**ACTIVITY:** Output consists of the line that contains "Parse this screenshot: output" plus every later line of the material below, each one duplicated exactly.
───── LISTED RECORDS
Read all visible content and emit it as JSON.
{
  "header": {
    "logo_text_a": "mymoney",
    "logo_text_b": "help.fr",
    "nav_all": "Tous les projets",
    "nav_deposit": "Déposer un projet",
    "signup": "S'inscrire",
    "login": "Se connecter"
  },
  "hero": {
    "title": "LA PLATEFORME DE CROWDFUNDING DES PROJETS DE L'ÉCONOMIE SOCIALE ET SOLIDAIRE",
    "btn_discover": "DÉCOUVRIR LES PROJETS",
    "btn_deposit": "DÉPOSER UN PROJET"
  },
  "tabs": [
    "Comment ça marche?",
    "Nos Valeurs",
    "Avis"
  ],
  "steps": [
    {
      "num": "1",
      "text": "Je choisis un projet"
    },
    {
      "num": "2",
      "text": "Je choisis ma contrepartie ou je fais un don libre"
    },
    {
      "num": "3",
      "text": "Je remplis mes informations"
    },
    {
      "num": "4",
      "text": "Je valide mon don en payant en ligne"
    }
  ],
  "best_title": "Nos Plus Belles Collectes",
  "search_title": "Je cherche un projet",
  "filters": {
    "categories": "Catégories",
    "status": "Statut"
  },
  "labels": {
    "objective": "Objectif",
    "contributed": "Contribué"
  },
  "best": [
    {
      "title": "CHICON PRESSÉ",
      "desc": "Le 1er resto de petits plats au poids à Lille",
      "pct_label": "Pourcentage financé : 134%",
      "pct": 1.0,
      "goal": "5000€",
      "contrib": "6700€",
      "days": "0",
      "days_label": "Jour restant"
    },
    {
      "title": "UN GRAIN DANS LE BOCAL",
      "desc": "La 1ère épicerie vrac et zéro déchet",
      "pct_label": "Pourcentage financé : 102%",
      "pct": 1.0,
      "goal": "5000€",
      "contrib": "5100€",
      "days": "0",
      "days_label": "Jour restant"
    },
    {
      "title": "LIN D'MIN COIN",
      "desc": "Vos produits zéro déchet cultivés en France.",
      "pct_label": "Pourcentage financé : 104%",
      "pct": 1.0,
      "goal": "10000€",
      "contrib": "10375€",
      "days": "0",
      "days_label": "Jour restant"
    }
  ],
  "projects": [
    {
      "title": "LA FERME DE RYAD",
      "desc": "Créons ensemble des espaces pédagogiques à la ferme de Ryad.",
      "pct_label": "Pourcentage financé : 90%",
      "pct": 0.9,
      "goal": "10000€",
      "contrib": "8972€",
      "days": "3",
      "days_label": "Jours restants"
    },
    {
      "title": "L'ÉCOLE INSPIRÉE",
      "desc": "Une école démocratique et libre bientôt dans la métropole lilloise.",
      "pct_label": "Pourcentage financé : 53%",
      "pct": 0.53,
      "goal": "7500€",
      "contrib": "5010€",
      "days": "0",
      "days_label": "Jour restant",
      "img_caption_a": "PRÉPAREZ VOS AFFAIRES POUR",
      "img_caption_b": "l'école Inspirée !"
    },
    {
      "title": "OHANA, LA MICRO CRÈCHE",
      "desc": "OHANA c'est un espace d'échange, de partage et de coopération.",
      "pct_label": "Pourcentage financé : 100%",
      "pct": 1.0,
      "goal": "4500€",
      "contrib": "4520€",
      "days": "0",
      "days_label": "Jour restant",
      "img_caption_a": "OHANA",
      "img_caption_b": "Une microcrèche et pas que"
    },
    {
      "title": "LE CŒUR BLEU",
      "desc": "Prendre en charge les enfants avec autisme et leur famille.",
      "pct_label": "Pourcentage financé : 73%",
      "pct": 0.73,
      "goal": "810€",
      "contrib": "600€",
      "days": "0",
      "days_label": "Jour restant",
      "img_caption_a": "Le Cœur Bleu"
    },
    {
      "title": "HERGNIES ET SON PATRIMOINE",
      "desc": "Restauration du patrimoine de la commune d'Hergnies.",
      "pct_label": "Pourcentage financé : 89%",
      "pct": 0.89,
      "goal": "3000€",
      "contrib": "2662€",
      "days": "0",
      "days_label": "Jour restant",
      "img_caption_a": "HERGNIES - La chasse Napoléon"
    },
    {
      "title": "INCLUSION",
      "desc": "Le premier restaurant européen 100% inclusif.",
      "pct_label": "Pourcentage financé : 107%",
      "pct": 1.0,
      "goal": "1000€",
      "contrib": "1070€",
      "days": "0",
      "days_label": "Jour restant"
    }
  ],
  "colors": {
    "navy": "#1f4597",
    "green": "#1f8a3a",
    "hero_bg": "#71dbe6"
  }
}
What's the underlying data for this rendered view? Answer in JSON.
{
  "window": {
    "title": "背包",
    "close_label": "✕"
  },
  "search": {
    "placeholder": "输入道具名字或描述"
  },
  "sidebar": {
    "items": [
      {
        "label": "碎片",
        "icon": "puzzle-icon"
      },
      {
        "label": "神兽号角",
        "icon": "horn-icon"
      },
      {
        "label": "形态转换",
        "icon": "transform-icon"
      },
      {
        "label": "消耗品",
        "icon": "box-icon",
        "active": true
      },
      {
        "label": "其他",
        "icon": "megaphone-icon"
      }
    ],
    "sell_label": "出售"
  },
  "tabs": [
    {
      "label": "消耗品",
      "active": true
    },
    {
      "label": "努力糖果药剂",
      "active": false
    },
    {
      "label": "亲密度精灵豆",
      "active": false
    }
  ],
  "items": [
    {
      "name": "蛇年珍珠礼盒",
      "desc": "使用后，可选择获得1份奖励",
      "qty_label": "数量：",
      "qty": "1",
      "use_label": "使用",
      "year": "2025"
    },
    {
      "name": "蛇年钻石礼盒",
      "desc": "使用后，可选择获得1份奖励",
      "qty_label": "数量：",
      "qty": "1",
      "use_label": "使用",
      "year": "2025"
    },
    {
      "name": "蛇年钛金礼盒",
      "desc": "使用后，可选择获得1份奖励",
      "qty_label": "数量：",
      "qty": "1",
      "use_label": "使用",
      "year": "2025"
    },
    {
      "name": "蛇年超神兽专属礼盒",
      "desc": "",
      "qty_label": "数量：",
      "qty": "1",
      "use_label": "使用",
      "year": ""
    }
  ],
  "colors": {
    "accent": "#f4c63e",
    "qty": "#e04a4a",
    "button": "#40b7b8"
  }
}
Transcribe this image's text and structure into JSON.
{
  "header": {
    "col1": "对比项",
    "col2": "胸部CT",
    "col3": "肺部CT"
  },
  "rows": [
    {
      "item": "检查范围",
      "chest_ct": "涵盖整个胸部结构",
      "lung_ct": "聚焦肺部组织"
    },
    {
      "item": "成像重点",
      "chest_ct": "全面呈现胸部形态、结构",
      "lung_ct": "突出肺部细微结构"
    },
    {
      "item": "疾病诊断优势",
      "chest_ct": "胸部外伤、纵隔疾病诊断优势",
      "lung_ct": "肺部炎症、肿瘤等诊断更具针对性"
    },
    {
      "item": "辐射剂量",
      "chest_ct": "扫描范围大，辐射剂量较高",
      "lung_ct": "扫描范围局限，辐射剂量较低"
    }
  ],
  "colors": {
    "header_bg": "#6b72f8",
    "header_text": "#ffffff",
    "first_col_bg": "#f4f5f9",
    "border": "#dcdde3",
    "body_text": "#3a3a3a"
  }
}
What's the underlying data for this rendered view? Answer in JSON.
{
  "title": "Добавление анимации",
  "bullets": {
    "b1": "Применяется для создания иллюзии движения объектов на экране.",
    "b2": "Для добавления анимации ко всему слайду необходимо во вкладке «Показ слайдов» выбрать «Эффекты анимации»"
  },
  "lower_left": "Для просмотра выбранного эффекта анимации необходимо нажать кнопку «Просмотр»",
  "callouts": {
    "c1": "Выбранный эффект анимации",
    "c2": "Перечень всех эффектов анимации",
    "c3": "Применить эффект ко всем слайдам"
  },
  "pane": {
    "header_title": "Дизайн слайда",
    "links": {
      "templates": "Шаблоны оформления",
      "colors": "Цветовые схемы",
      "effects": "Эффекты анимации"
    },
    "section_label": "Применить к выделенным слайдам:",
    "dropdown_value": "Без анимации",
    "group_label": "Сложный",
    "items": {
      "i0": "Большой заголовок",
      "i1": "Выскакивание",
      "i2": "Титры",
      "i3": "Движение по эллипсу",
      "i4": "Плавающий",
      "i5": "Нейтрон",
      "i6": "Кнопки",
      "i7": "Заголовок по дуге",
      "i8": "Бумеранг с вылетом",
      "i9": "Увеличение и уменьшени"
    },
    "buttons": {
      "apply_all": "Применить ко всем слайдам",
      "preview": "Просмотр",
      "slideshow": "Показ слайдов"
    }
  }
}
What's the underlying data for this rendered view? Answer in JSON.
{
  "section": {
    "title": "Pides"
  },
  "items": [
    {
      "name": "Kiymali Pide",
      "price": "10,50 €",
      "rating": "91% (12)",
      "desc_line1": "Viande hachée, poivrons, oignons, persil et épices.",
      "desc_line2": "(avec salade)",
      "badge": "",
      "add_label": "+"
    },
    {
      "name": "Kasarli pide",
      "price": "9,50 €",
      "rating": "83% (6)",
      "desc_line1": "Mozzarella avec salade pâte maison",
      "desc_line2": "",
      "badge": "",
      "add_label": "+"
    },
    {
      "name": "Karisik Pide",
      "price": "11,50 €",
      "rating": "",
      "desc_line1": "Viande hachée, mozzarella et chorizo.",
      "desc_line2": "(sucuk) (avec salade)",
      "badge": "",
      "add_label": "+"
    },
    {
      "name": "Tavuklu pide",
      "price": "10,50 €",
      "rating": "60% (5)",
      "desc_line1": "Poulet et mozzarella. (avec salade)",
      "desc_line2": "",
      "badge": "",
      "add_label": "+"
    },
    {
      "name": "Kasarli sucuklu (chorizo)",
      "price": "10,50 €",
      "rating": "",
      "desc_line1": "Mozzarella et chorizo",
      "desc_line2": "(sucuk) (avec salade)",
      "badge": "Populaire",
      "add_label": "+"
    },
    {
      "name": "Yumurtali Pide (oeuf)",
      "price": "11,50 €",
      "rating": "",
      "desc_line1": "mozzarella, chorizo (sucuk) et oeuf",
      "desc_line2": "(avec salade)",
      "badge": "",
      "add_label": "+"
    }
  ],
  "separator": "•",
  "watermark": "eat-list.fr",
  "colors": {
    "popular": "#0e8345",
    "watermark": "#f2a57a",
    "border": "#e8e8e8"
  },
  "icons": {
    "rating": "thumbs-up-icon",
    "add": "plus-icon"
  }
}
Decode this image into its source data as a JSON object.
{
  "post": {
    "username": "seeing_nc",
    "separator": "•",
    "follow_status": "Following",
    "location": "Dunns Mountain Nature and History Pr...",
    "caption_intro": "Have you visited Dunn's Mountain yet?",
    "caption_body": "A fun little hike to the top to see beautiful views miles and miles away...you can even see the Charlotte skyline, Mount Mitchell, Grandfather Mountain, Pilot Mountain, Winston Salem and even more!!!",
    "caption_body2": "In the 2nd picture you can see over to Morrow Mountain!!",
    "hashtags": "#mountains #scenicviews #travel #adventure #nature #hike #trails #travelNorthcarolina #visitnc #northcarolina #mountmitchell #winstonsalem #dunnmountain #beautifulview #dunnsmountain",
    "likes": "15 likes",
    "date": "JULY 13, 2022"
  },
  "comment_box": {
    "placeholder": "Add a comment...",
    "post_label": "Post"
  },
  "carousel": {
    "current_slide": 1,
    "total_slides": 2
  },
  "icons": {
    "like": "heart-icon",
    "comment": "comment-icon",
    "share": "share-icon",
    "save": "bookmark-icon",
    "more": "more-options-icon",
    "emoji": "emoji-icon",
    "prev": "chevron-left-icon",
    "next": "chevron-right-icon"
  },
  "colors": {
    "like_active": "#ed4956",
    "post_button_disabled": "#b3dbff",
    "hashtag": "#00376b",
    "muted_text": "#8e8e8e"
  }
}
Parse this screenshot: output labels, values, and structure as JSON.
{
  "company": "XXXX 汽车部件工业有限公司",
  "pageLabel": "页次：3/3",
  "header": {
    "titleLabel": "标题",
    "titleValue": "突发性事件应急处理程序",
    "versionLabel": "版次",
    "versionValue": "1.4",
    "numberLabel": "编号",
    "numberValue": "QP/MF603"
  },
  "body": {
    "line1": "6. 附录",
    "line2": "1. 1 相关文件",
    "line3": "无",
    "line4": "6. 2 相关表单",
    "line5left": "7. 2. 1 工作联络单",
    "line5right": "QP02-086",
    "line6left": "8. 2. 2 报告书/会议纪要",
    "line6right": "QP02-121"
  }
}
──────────
**ANSWER:**
Parse this screenshot: output labels, values, and structure as JSON.
{
  "company": "XXXX 汽车部件工业有限公司",
  "pageLabel": "页次：3/3",
  "header": {
    "titleLabel": "标题",
    "titleValue": "突发性事件应急处理程序",
    "versionLabel": "版次",
    "versionValue": "1.4",
    "numberLabel": "编号",
    "numberValue": "QP/MF603"
  },
  "body": {
    "line1": "6. 附录",
    "line2": "1. 1 相关文件",
    "line3": "无",
    "line4": "6. 2 相关表单",
    "line5left": "7. 2. 1 工作联络单",
    "line5right": "QP02-086",
    "line6left": "8. 2. 2 报告书/会议纪要",
    "line6right": "QP02-121"
  }
}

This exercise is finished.